HS applications have first been developed as proprietary shareware, denying them a developer community legacy. This in turn influenced their development, which made me end up, as I open sourced them, with a development environment that wasn't very friendly to new developers.

This is a situation that, since the beginning of 2014, I am determined to correct, notably by putting a lot of effort in the documentation. I've been enhancing the developer documentation (which is now directly included in the user documentation) for dupeGuru and moneyGuru a lot lately and, even if there's still a lot of work to do, it's beginning to look good.

I've also written a new contributor guide for dupeGuru and moneyGuru which should help anyone wanting to contribute started.

The very important thing to remember is that if the documentation is not adequate and that it's blocking you from contributing or figure out if you'd like to contribute, please, contact me. I am more than willing to put the effort into fixing such problems.

About money contributions. I don't accept them anymore. I really, really hate doing the extra paperwork when it's tax time. Besides, I don't even like money.

If you have the time and the motivation, you could go read the various articles I wrote about how HS apps came to being free-of-charge open source apps, but it's a rather long read. The important thing to know here is this: All the time I've spent developing HS applications has been paid for, so you don't need to feel sorry for me or anything.

If you're feeling like contributing money for this software nonetheless, I encourage you to contribute 20$ to a non-profit organization of your choice.
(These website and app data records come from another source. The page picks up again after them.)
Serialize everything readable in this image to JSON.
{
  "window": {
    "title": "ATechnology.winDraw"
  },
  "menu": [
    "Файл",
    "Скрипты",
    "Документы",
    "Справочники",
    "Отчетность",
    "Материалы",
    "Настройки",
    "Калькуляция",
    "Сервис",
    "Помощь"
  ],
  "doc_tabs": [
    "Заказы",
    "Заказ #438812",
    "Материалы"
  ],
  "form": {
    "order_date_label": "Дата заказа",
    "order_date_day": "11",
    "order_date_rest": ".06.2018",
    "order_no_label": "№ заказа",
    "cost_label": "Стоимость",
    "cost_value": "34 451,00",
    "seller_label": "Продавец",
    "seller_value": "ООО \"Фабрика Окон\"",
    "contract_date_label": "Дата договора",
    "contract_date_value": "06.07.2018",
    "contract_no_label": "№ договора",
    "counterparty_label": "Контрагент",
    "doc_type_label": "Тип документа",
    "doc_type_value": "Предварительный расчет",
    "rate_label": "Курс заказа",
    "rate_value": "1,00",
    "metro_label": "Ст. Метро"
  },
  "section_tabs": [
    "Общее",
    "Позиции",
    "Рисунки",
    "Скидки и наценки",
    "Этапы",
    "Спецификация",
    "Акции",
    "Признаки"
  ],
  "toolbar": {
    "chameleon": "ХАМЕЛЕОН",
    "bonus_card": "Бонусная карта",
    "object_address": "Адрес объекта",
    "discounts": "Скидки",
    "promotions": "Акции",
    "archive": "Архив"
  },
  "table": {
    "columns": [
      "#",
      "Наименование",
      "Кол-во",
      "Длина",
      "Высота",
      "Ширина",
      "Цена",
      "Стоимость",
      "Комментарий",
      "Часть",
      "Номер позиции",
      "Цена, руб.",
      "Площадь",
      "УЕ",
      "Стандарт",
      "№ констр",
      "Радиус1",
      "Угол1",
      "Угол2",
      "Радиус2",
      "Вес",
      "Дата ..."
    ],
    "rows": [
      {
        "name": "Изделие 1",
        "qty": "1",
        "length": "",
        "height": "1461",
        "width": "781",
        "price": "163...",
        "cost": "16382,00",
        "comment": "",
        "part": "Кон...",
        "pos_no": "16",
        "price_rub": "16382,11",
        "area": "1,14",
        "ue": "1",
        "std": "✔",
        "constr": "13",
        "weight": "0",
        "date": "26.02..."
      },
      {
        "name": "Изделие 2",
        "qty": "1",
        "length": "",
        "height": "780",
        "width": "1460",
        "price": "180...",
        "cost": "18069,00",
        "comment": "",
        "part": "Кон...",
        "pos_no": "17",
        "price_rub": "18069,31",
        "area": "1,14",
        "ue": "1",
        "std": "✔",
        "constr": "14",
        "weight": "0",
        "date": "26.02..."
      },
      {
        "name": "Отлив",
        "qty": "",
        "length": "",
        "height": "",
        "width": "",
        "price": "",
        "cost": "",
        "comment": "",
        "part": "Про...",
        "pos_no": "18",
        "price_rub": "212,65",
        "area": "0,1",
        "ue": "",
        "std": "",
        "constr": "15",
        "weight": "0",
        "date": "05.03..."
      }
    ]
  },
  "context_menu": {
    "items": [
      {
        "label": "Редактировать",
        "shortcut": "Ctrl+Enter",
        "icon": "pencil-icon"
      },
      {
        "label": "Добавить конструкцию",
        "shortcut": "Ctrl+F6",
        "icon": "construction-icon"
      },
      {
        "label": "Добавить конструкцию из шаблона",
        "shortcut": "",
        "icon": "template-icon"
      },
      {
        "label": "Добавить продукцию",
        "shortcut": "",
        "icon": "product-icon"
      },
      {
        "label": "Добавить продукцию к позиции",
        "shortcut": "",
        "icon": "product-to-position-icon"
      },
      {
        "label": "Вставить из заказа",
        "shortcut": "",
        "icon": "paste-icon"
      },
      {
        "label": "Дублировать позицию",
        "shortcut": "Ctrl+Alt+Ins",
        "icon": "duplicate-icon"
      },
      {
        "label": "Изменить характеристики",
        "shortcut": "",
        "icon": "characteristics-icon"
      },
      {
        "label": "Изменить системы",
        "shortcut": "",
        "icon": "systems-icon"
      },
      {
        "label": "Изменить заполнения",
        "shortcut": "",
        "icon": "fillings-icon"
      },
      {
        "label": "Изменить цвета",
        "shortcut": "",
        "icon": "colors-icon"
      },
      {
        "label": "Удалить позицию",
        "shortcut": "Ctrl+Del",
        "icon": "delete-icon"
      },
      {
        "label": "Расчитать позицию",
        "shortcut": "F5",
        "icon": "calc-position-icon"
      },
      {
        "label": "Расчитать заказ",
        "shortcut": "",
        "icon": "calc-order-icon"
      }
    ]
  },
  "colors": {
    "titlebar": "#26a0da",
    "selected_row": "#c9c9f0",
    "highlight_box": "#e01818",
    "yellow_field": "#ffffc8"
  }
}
If you're not sure which, I would strongly recommend the Electronic Frontier Foundation which is pretty good at defending our digitals rights and fighting the bad guys.